Eliza Lucas Pinckney: Direct Descendant, Elise Pinckney | Legacy of Leadership Interview
An interview with Elise Pinckney, a direct descendant of Eliza Lucas Pinckney.
Eliza Lucas Pinckney
Eliza Lucas, who was born in 1722 in Antigua, was 16 when she took charge of her father's plantation near Charles Town and successfully managed it.
In 1738, Lieutenant Colonel George Lucas, a British Army officer posted in Antigua, had moved his family to the Province of South Carolina hoping the climate would prove better for his unhealthy wife. He was called back to his military post in Antigua when war broke out with Spain. In a few years, he became lieutenant governor, and this left his daughter to run the estate and to care for her mother and a younger sister.
In her father's absence, Eliza Lucas ran the plantation, taught her younger sister, as well as two black children, to read and write, studied music and art, wrote letters extensively, and studied enough law to draft legal wills for area residents.
The remarkable teenager is famous, however, for her successful experiments to make a high-quality blue dye from the indigo plant. South Carolina's economy was based on rice, and planters were hurting; they had over-produced, and their markets abroad dried up because of England's conflicts with Spain and France.
Eliza Lucas' father sent her indigo seeds from the West Indies, and she experimented for three years, eventually perfecting a method of making blocks of indigo cakes to be turned into dye. The dye, for which England had relied upon from French sources, was in great demand. It was used in military uniforms and in dress coats of the day.
She provided a new, lucrative business for South Carolina planters. Lewis Booker Wright in South Carolina, A Bicentennial History (1976) wrote, "So rapid was the development of the industry that by 1748, South Carolina shipped England 134,118 pounds of indigo cakes, and it remained a profitable crop until the Revolution."
Historian Edward McCrady wrote: "Indigo proved more really beneficial to Carolina than the mines of Mexico or Peru were to Spain . . . . The source of this great wealth . . . was a result of an experiment by a mere girl."
In 1744, she married a widower, Charles Pinckney, a Chief Justice of the Province, and they had four children, Charles Cotesworth, Thomas, another son who died, and a daughter, Harriott.
After her marriage, Eliza continued experiments with hemp and flax and revived the silk culture in the Lowcountry. She took over management of her husband's several plantations and Charles Town properties after his death in 1758.

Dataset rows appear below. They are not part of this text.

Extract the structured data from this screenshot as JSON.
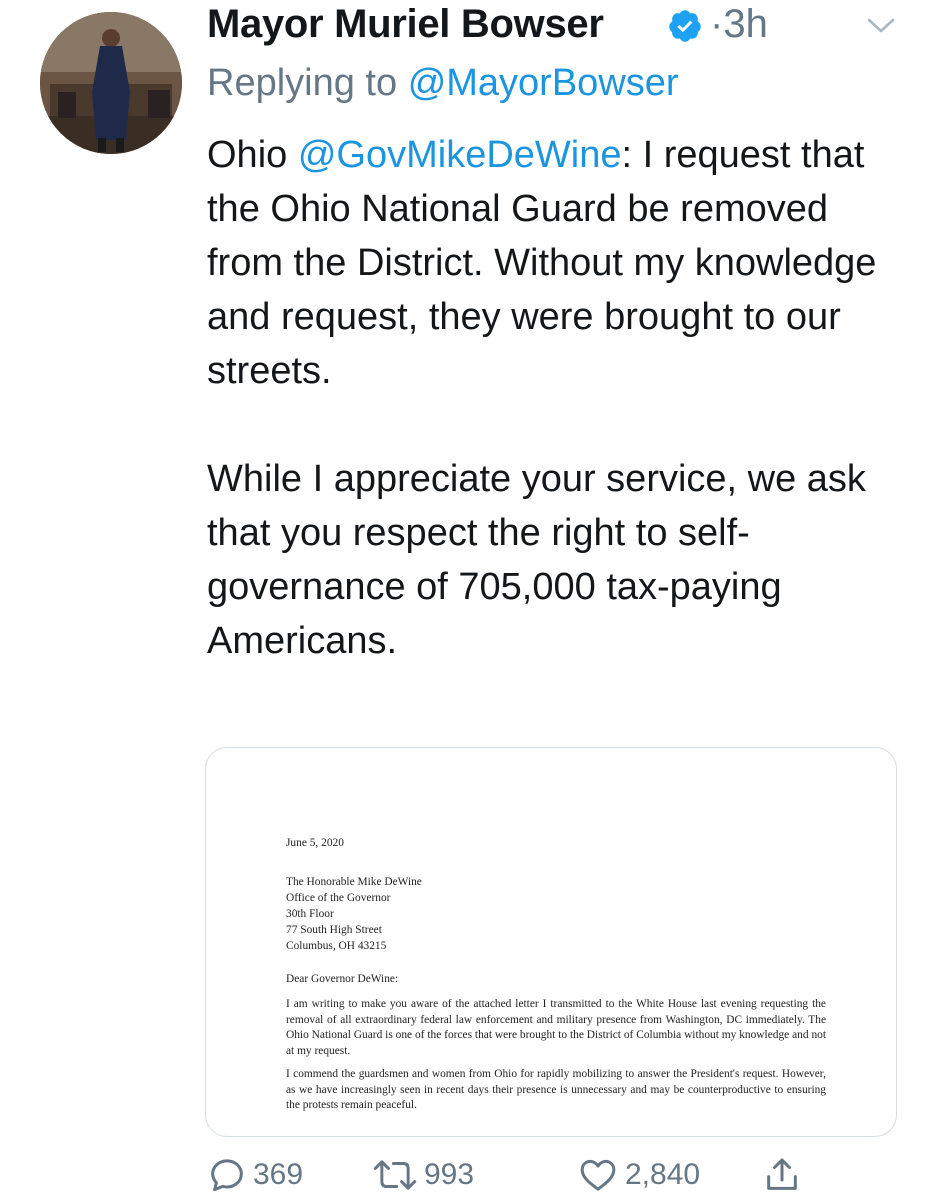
{
  "tweet": {
    "author_name": "Mayor Muriel Bowser",
    "time_separator": "·",
    "time": "3h",
    "replying_prefix": "Replying to",
    "replying_handle": "@MayorBowser",
    "text_intro": "Ohio ",
    "text_mention": "@GovMikeDeWine",
    "text_rest": ": I request that the Ohio National Guard be removed from the District. Without my knowledge and request, they were brought to our streets.",
    "text_para2": "While I appreciate your service, we ask that you respect the right to self-governance of 705,000 tax-paying Americans."
  },
  "letter": {
    "date": "June 5, 2020",
    "address": [
      "The Honorable Mike DeWine",
      "Office of the Governor",
      "30th Floor",
      "77 South High Street",
      "Columbus, OH 43215"
    ],
    "greeting": "Dear Governor DeWine:",
    "para1": "I am writing to make you aware of the attached letter I transmitted to the White House last evening requesting the removal of all extraordinary federal law enforcement and military presence from Washington, DC immediately. The Ohio National Guard is one of the forces that were brought to the District of Columbia without my knowledge and not at my request.",
    "para2": "I commend the guardsmen and women from Ohio for rapidly mobilizing to answer the President's request. However, as we have increasingly seen in recent days their presence is unnecessary and may be counterproductive to ensuring the protests remain peaceful."
  },
  "actions": {
    "replies": "369",
    "retweets": "993",
    "likes": "2,840"
  },
  "icons": {
    "verified": "verified-badge-icon",
    "menu": "chevron-down-icon",
    "reply": "reply-icon",
    "retweet": "retweet-icon",
    "like": "heart-icon",
    "share": "share-icon"
  },
  "colors": {
    "link": "#1b95e0",
    "muted": "#657786",
    "text": "#14171a",
    "verified": "#1da1f2"
  }
}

Her two sons became national figures: Charles Cotesworth Pinckney, who was a general in the Revolutionary War and a signer of the United States Constitution; and Thomas Pinckney, also a Revolutionary War officer, later a general, and the United States Minister to Spain and to Great Britain.
Charles C. Pinckney continued his mother's love for experimental farming and was an early planter of sea island cotton, a grade of cotton excellent for use in high-quality goods. He shared his scientific knowledge with fellow planters, just as his mother had shared hers.

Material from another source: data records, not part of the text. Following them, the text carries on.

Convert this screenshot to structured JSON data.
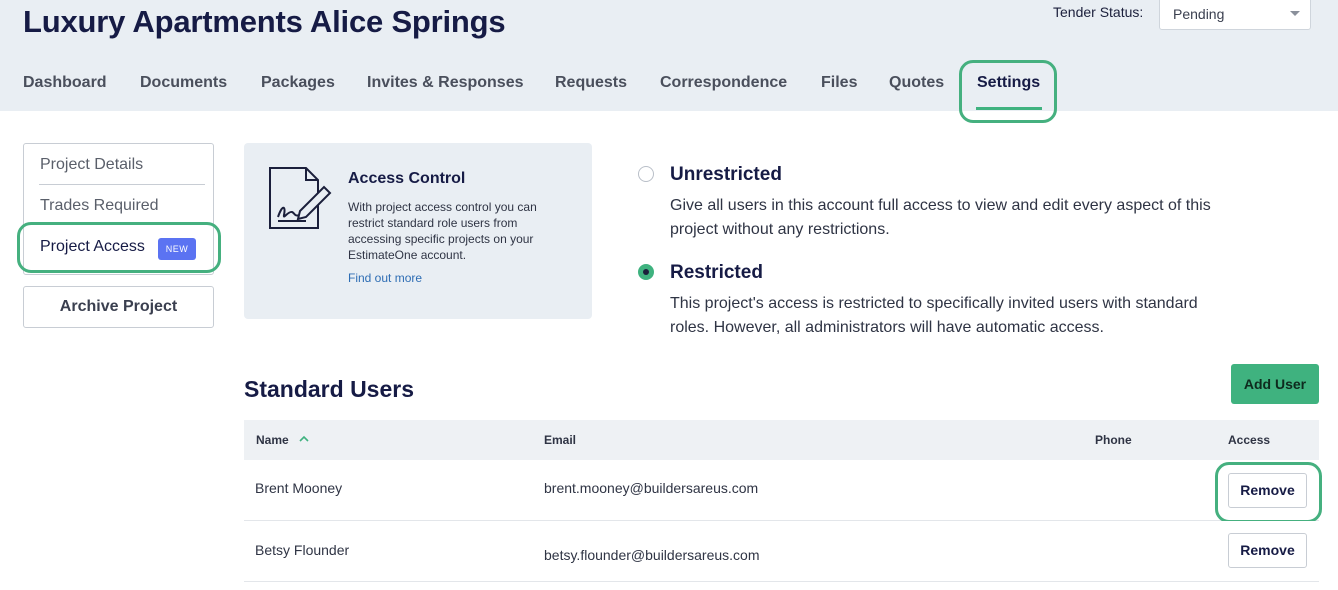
{
  "header": {
    "project_title": "Luxury Apartments Alice Springs",
    "tender_status_label": "Tender Status:",
    "tender_status_value": "Pending"
  },
  "tabs": [
    {
      "label": "Dashboard",
      "active": false
    },
    {
      "label": "Documents",
      "active": false
    },
    {
      "label": "Packages",
      "active": false
    },
    {
      "label": "Invites & Responses",
      "active": false
    },
    {
      "label": "Requests",
      "active": false
    },
    {
      "label": "Correspondence",
      "active": false
    },
    {
      "label": "Files",
      "active": false
    },
    {
      "label": "Quotes",
      "active": false
    },
    {
      "label": "Settings",
      "active": true
    }
  ],
  "sidebar": {
    "items": [
      {
        "label": "Project Details",
        "active": false
      },
      {
        "label": "Trades Required",
        "active": false
      },
      {
        "label": "Project Access",
        "active": true,
        "badge": "NEW"
      }
    ],
    "archive_label": "Archive Project"
  },
  "access_control": {
    "title": "Access Control",
    "body": "With project access control you can restrict standard role users from accessing specific projects on your EstimateOne account.",
    "link": "Find out more",
    "icon": "document-signature-icon"
  },
  "options": [
    {
      "title": "Unrestricted",
      "description": "Give all users in this account full access to view and edit every aspect of this project without any restrictions.",
      "selected": false
    },
    {
      "title": "Restricted",
      "description": "This project's access is restricted to specifically invited users with standard roles. However, all administrators will have automatic access.",
      "selected": true
    }
  ],
  "standard_users": {
    "title": "Standard Users",
    "add_user_label": "Add User",
    "columns": {
      "name": "Name",
      "email": "Email",
      "phone": "Phone",
      "access": "Access"
    },
    "sort": {
      "column": "name",
      "direction": "ascending"
    },
    "rows": [
      {
        "name": "Brent Mooney",
        "email": "brent.mooney@buildersareus.com",
        "phone": "",
        "action": "Remove"
      },
      {
        "name": "Betsy Flounder",
        "email": "betsy.flounder@buildersareus.com",
        "phone": "",
        "action": "Remove"
      }
    ]
  },
  "colors": {
    "accent_green": "#3fb27f",
    "highlight_green": "#45b07f",
    "badge_blue": "#5b73f2",
    "title_navy": "#161b45",
    "header_bg": "#e9eef3"
  }
}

Eliza Pinckney copied her correspondence in a letterbook, which has been preserved, providing extraordinary insight into Colonial life in the Lowcountry, and which reveals her own strong personality, intelligence, and convictions. A sample from a 1742 letter to a friend:
"Wont you laugh at me if I tell you I am so busey in providing for Posterity I hardly allow my self time to Eat or sleep and can but just snatch a minnet to write to you and a friend or two now. I am making a large plantation of Oaks which I look upon as my own property, whether my father gives me the land or not; and therefore I design many years hence when oaks are more valuable than they are now—which you know they will be when we come to build fleets [ships]. I intend, I say, 2 thirds of the produce of my oaks for a charity (I'll let you know my scheme another time) and the other 3rd for those that shall have the trouble of putting my design in Execution."
Eliza Lucas Pinckney lived to see her sons achieve prominence and America win its Revolution. She died after a brief illness in 1793 in Philadelphia, where she had been taken for treatment, and is buried there. At his own request, George Washington was a pallbearer.
The Charleston City Gazette, in Eliza Pinckney's obituary, wrote, "Her manners had been so refined by a long and intimate acquaintance with the polite world, her countenance was so dignified by serious contemplation and devout reflection, and so replete with all that mildness and complacency which are the natural results of a regular uninterrupted habit and practice of virtue and benevolence that it was scarcely [possible] to behold her without emotions of the highest veneration and respect. Her understanding, aided by an uncommon strength of memory, had been so highly cultivated by travel and extensive reading, and was so richly furnished, as well with scientific, as practical knowledge, that her talent for conversation was unrivalled . . . .
Her religion was rational, liberal, and pure. The source of it was seated in the judgment and the heart, and from thence issued a life, regular, placid and uniform."
Eliza Lucas Pinckney was inducted into the South Carolina Business Hall of Fame in 1989. She was the first woman so honored.
© 1999 South Carolina Business Hall of Fame